Striking Marikana mine workers declared war on the police when one of their leaders allegedly challenged a senior officers on the scene to sign a paper so the whole world could see how they were going to kill one another that day.
This was a submission made yesterday by SA Police Services lawyer Ishmael Semenya SC during cross-examination of Siphethe Phatsha, a survivor of the August 16 shooting that left 34 mineworkers dead.
Commencing his cross-examination, Semenya asked Phatsha to identify a myriad of weapons in photographs displayed on an overhead projector.
Phatsha pointed out weapons including spears, pangas and inculas (sharpened steel rods). However, when shown a photograph of a protesting mine worker carrying a firearm while facing the police, he denied that he had seen anyone carrying a gun.
Semenya said one of the leaders of the protest, Mgcineni “Mambush” Noki had told police shortly before the shooting that they should sign the piece of paper.
Semenya said by this, Noki, dubbed the “man in the green blanket”, meant the police were going to be killed.
But Phatsha said he couldn’t comment because he had not heard what Noki had told the police. He went further, saying Noki would be the best person to answer that because he is the one who is alleged to have said the words.
Noki was one of the first to be killed when police opened fire that afternoon.
Semenya argued that Noki was referring to everyone, including Phatsha, who was carrying pangas, inculas and spears when he said “we must sign a piece of paper”.

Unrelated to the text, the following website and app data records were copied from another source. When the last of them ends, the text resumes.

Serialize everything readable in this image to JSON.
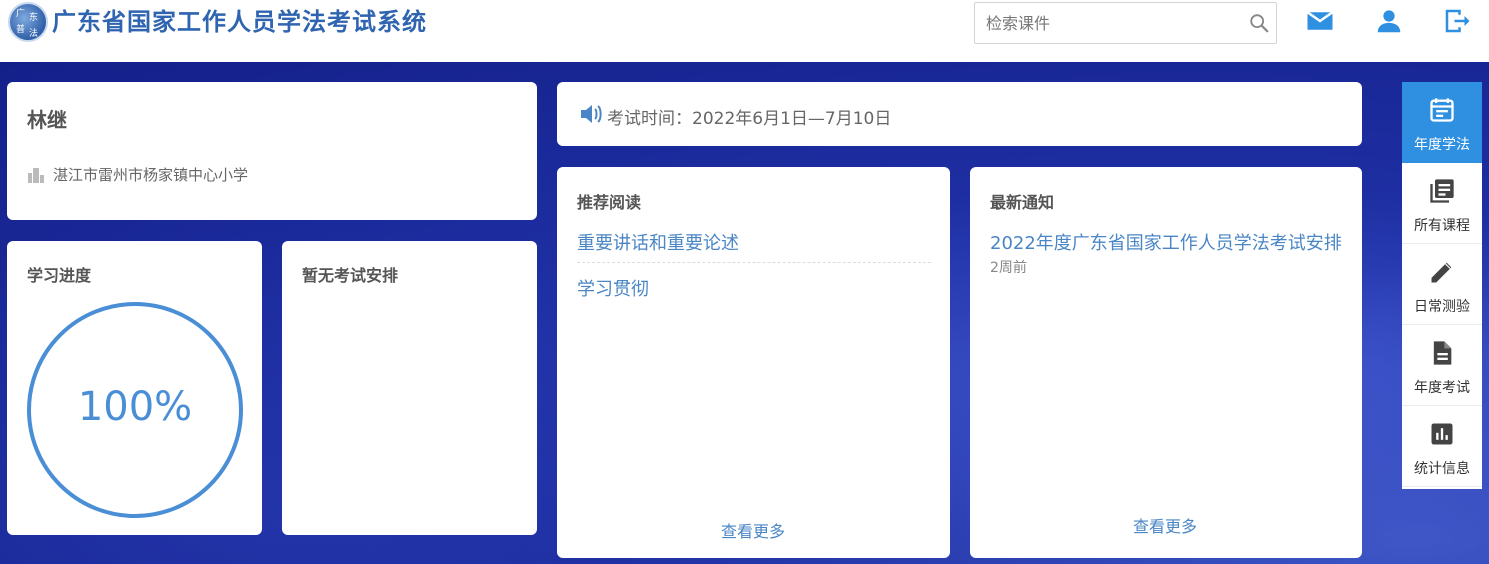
{
  "header": {
    "site_title": "广东省国家工作人员学法考试系统",
    "logo_chars": [
      "广",
      "东",
      "普",
      "法"
    ],
    "search_placeholder": "检索课件"
  },
  "user": {
    "name": "林继",
    "organization": "湛江市雷州市杨家镇中心小学"
  },
  "progress": {
    "title": "学习进度",
    "value_text": "100%",
    "value": 1.0
  },
  "exam": {
    "title": "暂无考试安排"
  },
  "notice_bar": {
    "text": "考试时间：2022年6月1日—7月10日"
  },
  "reading": {
    "title": "推荐阅读",
    "items": [
      "重要讲话和重要论述",
      "学习贯彻"
    ],
    "more": "查看更多"
  },
  "news": {
    "title": "最新通知",
    "items": [
      {
        "title": "2022年度广东省国家工作人员学法考试安排",
        "time": "2周前"
      }
    ],
    "more": "查看更多"
  },
  "side_nav": [
    {
      "label": "年度学法",
      "icon": "calendar-icon",
      "active": true
    },
    {
      "label": "所有课程",
      "icon": "library-icon",
      "active": false
    },
    {
      "label": "日常测验",
      "icon": "pencil-icon",
      "active": false
    },
    {
      "label": "年度考试",
      "icon": "document-icon",
      "active": false
    },
    {
      "label": "统计信息",
      "icon": "bar-chart-icon",
      "active": false
    }
  ],
  "colors": {
    "brand": "#2f64b0",
    "accent": "#2f8fe0",
    "link": "#4a86c5",
    "progress": "#4a8ed6"
  }
}
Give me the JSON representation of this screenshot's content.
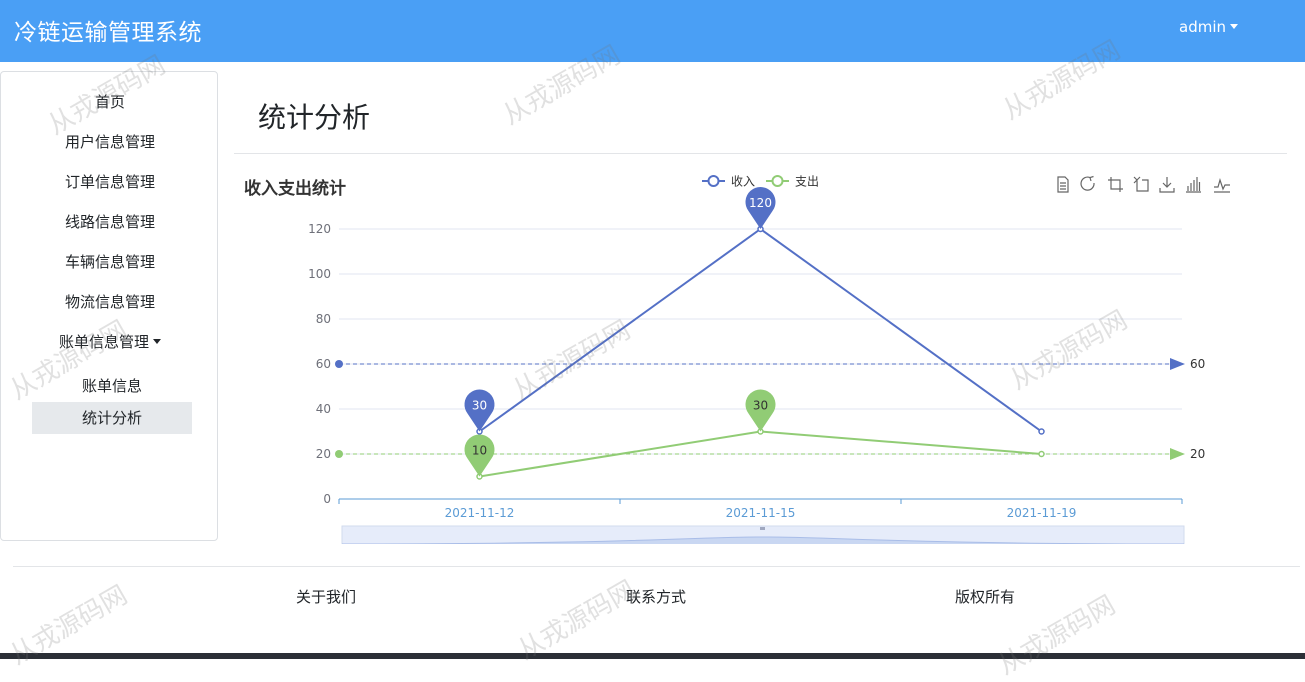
{
  "header": {
    "title": "冷链运输管理系统",
    "user": "admin"
  },
  "sidebar": {
    "items": [
      "首页",
      "用户信息管理",
      "订单信息管理",
      "线路信息管理",
      "车辆信息管理",
      "物流信息管理"
    ],
    "dropdown": "账单信息管理",
    "sub_items": [
      "账单信息",
      "统计分析"
    ]
  },
  "page": {
    "title": "统计分析"
  },
  "chart_data": {
    "type": "line",
    "title": "收入支出统计",
    "categories": [
      "2021-11-12",
      "2021-11-15",
      "2021-11-19"
    ],
    "series": [
      {
        "name": "收入",
        "values": [
          30,
          120,
          30
        ],
        "color": "#5470c6",
        "max_label": "120",
        "min_label": "30",
        "average": 60
      },
      {
        "name": "支出",
        "values": [
          10,
          30,
          20
        ],
        "color": "#91cc75",
        "max_label": "30",
        "min_label": "10",
        "average": 20
      }
    ],
    "ylim": [
      0,
      120
    ],
    "yticks": [
      "0",
      "20",
      "40",
      "60",
      "80",
      "100",
      "120"
    ],
    "average_labels": [
      "60",
      "20"
    ],
    "legend": "top-center",
    "grid": true,
    "toolbox": [
      "data-view-icon",
      "restore-icon",
      "zoom-icon",
      "zoom-reset-icon",
      "save-image-icon",
      "bar-chart-icon",
      "line-chart-icon"
    ]
  },
  "footer": {
    "links": [
      "关于我们",
      "联系方式",
      "版权所有"
    ]
  },
  "watermark": "从戎源码网"
}
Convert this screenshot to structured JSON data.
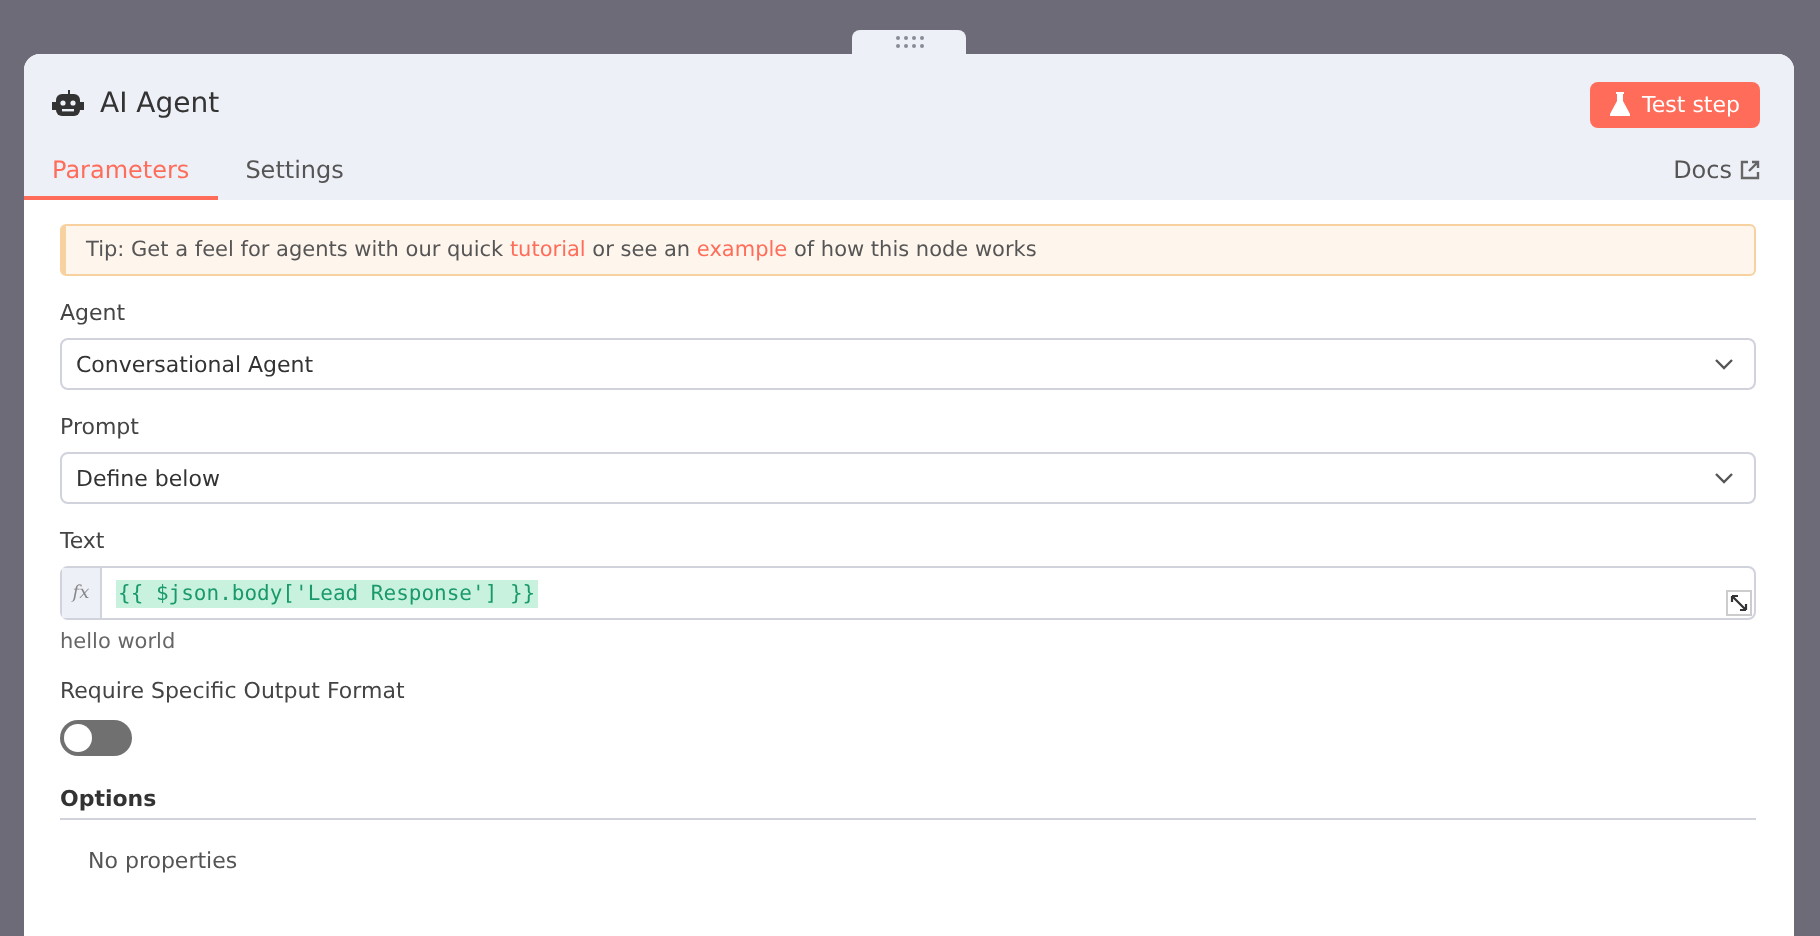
{
  "panel": {
    "title": "AI Agent",
    "test_button": "Test step",
    "docs_link": "Docs"
  },
  "tabs": [
    {
      "label": "Parameters",
      "selected": true
    },
    {
      "label": "Settings",
      "selected": false
    }
  ],
  "tip": [
    {
      "kind": "text",
      "text": "Tip: Get a feel for agents with our quick "
    },
    {
      "kind": "link",
      "text": "tutorial"
    },
    {
      "kind": "text",
      "text": " or see an "
    },
    {
      "kind": "link",
      "text": "example"
    },
    {
      "kind": "text",
      "text": " of how this node works"
    }
  ],
  "fields": [
    {
      "kind": "select",
      "label": "Agent",
      "value": "Conversational Agent"
    },
    {
      "kind": "select",
      "label": "Prompt",
      "value": "Define below"
    },
    {
      "kind": "expression",
      "label": "Text",
      "prefix": "fx",
      "value": "{{ $json.body['Lead Response'] }}",
      "result": "hello world"
    },
    {
      "kind": "toggle",
      "label": "Require Specific Output Format",
      "on": false
    }
  ],
  "options": {
    "title": "Options",
    "empty_text": "No properties"
  }
}
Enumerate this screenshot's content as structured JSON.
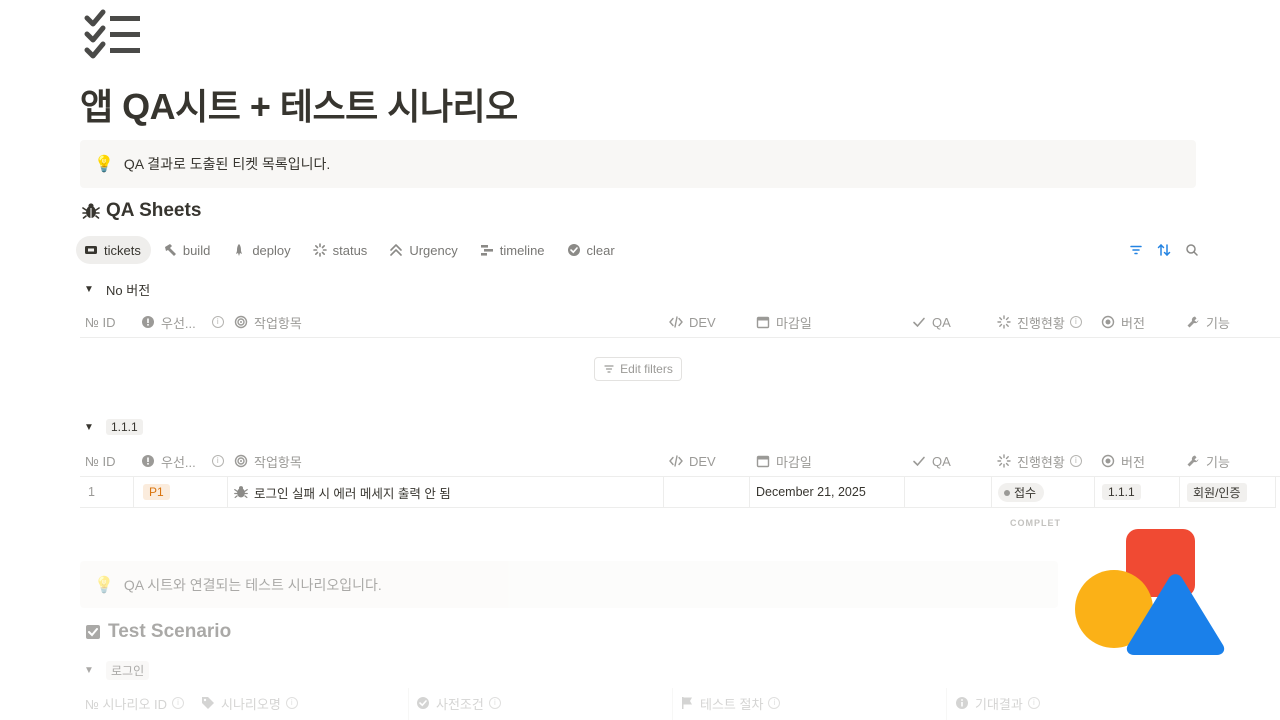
{
  "page": {
    "icon": "checklist-icon",
    "title": "앱 QA시트 + 테스트 시나리오",
    "callout": {
      "icon": "lightbulb-icon",
      "text": "QA 결과로 도출된 티켓 목록입니다."
    }
  },
  "qa_sheets": {
    "title": "QA Sheets",
    "icon": "bug-icon",
    "views": [
      {
        "label": "tickets",
        "icon": "ticket-icon",
        "active": true
      },
      {
        "label": "build",
        "icon": "hammer-icon"
      },
      {
        "label": "deploy",
        "icon": "rocket-icon"
      },
      {
        "label": "status",
        "icon": "loading-icon"
      },
      {
        "label": "Urgency",
        "icon": "chevrons-up-icon"
      },
      {
        "label": "timeline",
        "icon": "timeline-icon"
      },
      {
        "label": "clear",
        "icon": "check-badge-icon"
      }
    ],
    "toolbar": [
      "filter-icon",
      "sort-icon",
      "search-icon"
    ],
    "columns": {
      "id": "№ ID",
      "priority": "우선...",
      "task": "작업항목",
      "dev": "DEV",
      "deadline": "마감일",
      "qa": "QA",
      "progress": "진행현황",
      "version": "버전",
      "feature": "기능"
    },
    "groups": [
      {
        "name": "No 버전",
        "empty_action": "Edit filters"
      },
      {
        "name": "1.1.1"
      }
    ],
    "rows": [
      {
        "id": "1",
        "priority": "P1",
        "task": "로그인 실패 시 에러 메세지 출력 안 됨",
        "dev": "",
        "deadline": "December 21, 2025",
        "qa": "",
        "progress": "접수",
        "version": "1.1.1",
        "feature": "회원/인증"
      }
    ],
    "footer": "COMPLET"
  },
  "test_scenario": {
    "callout": {
      "icon": "lightbulb-icon",
      "text": "QA 시트와 연결되는 테스트 시나리오입니다."
    },
    "title": "Test Scenario",
    "icon": "checkbox-icon",
    "group": "로그인",
    "columns": {
      "scenario_id": "№ 시나리오 ID",
      "scenario_name": "시나리오명",
      "precondition": "사전조건",
      "procedure": "테스트 절차",
      "expected": "기대결과"
    }
  },
  "colors": {
    "priority_bg": "#fbecdd",
    "priority_fg": "#d9730d",
    "status_bg": "#f1f0ee",
    "logo_red": "#f04a33",
    "logo_yellow": "#fbb117",
    "logo_blue": "#1a80ea"
  }
}
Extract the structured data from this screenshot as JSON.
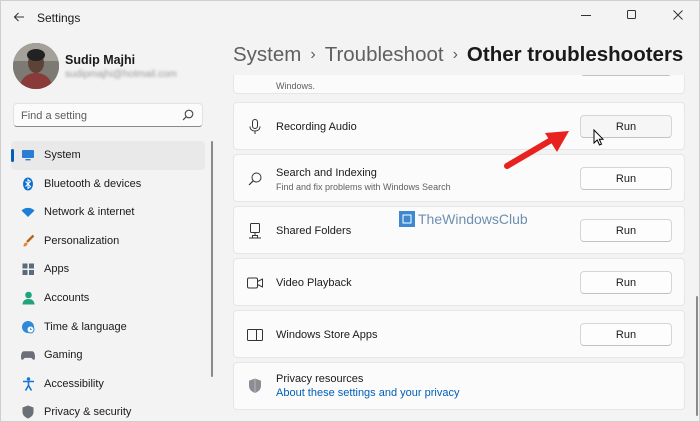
{
  "window": {
    "title": "Settings",
    "back_icon": "arrow-left-icon",
    "controls": [
      "minimize-icon",
      "maximize-icon",
      "close-icon"
    ]
  },
  "profile": {
    "name": "Sudip Majhi",
    "email": "sudipmajhi@hotmail.com"
  },
  "search": {
    "placeholder": "Find a setting",
    "value": ""
  },
  "sidebar": {
    "items": [
      {
        "label": "System",
        "icon": "monitor-icon",
        "active": true
      },
      {
        "label": "Bluetooth & devices",
        "icon": "bluetooth-icon"
      },
      {
        "label": "Network & internet",
        "icon": "wifi-icon"
      },
      {
        "label": "Personalization",
        "icon": "brush-icon"
      },
      {
        "label": "Apps",
        "icon": "apps-icon"
      },
      {
        "label": "Accounts",
        "icon": "person-icon"
      },
      {
        "label": "Time & language",
        "icon": "globe-clock-icon"
      },
      {
        "label": "Gaming",
        "icon": "gamepad-icon"
      },
      {
        "label": "Accessibility",
        "icon": "accessibility-icon"
      },
      {
        "label": "Privacy & security",
        "icon": "shield-icon"
      }
    ]
  },
  "breadcrumb": {
    "parts": [
      "System",
      "Troubleshoot"
    ],
    "separator": "›",
    "current": "Other troubleshooters"
  },
  "troubleshooters": {
    "partial_desc": "Windows.",
    "items": [
      {
        "title": "Recording Audio",
        "desc": "",
        "icon": "microphone-icon",
        "button": "Run"
      },
      {
        "title": "Search and Indexing",
        "desc": "Find and fix problems with Windows Search",
        "icon": "search-icon",
        "button": "Run"
      },
      {
        "title": "Shared Folders",
        "desc": "",
        "icon": "shared-drive-icon",
        "button": "Run"
      },
      {
        "title": "Video Playback",
        "desc": "",
        "icon": "video-icon",
        "button": "Run"
      },
      {
        "title": "Windows Store Apps",
        "desc": "",
        "icon": "store-app-icon",
        "button": "Run"
      }
    ]
  },
  "privacy": {
    "title": "Privacy resources",
    "link": "About these settings and your privacy",
    "icon": "shield-icon"
  },
  "watermark": {
    "text": "TheWindowsClub"
  },
  "colors": {
    "accent": "#005fb8",
    "annotation_arrow": "#e8231f",
    "background": "#f3f3f3",
    "card": "#fbfbfb"
  }
}
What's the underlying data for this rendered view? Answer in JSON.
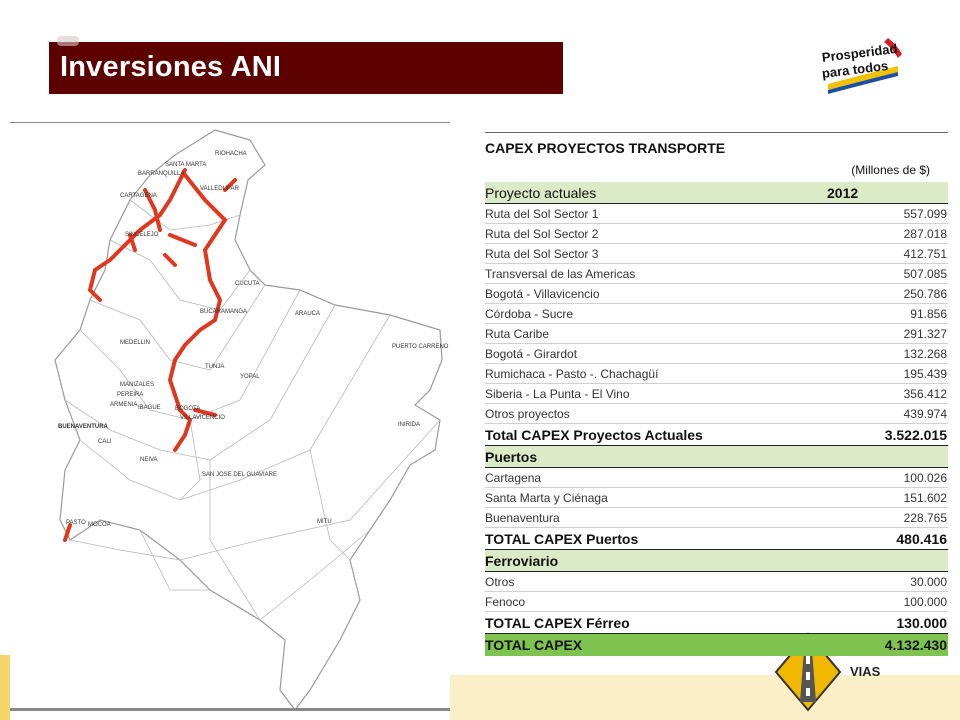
{
  "header": {
    "title": "Inversiones ANI"
  },
  "logo": {
    "line1": "Prosperidad",
    "line2": "para todos"
  },
  "sign": {
    "text": "VIAS"
  },
  "map": {
    "labels": [
      "RIOHACHA",
      "SANTA MARTA",
      "BARRANQUILLA",
      "VALLEDUPAR",
      "CARTAGENA",
      "SINCELEJO",
      "CUCUTA",
      "BUCARAMANGA",
      "ARAUCA",
      "MEDELLIN",
      "PUERTO CARRENO",
      "TUNJA",
      "YOPAL",
      "MANIZALES",
      "PEREIRA",
      "ARMENIA",
      "IBAGUE",
      "BOGOTA",
      "VILLAVICENCIO",
      "BUENAVENTURA",
      "CALI",
      "INIRIDA",
      "NEIVA",
      "SAN JOSE DEL GUAVIARE",
      "MITU",
      "PASTO",
      "MOCOA"
    ]
  },
  "table": {
    "title": "CAPEX PROYECTOS TRANSPORTE",
    "unit": "(Millones de $)",
    "col_project": "Proyecto actuales",
    "col_year": "2012",
    "rows": [
      {
        "name": "Ruta del Sol Sector 1",
        "value": "557.099"
      },
      {
        "name": "Ruta del Sol Sector 2",
        "value": "287.018"
      },
      {
        "name": "Ruta del Sol Sector 3",
        "value": "412.751"
      },
      {
        "name": "Transversal de las Americas",
        "value": "507.085"
      },
      {
        "name": "Bogotá - Villavicencio",
        "value": "250.786"
      },
      {
        "name": "Córdoba - Sucre",
        "value": "91.856"
      },
      {
        "name": "Ruta Caribe",
        "value": "291.327"
      },
      {
        "name": "Bogotá - Girardot",
        "value": "132.268"
      },
      {
        "name": "Rumichaca - Pasto -. Chachagüí",
        "value": "195.439"
      },
      {
        "name": "Siberia - La Punta - El Vino",
        "value": "356.412"
      },
      {
        "name": "Otros proyectos",
        "value": "439.974"
      }
    ],
    "total_actuales": {
      "label": "Total CAPEX Proyectos Actuales",
      "value": "3.522.015"
    },
    "puertos": {
      "label": "Puertos",
      "rows": [
        {
          "name": "Cartagena",
          "value": "100.026"
        },
        {
          "name": "Santa Marta y Ciénaga",
          "value": "151.602"
        },
        {
          "name": "Buenaventura",
          "value": "228.765"
        }
      ],
      "total": {
        "label": "TOTAL CAPEX Puertos",
        "value": "480.416"
      }
    },
    "ferroviario": {
      "label": "Ferroviario",
      "rows": [
        {
          "name": "Otros",
          "value": "30.000"
        },
        {
          "name": "Fenoco",
          "value": "100.000"
        }
      ],
      "total": {
        "label": "TOTAL CAPEX Férreo",
        "value": "130.000"
      }
    },
    "grand_total": {
      "label": "TOTAL CAPEX",
      "value": "4.132.430"
    }
  }
}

“You and Mambush are one because you are moving in the same group,” Semenya said, arguing that Phatsha was armed and was in the same group with Noki that faced police with dangerous weapons.
The hearing continues.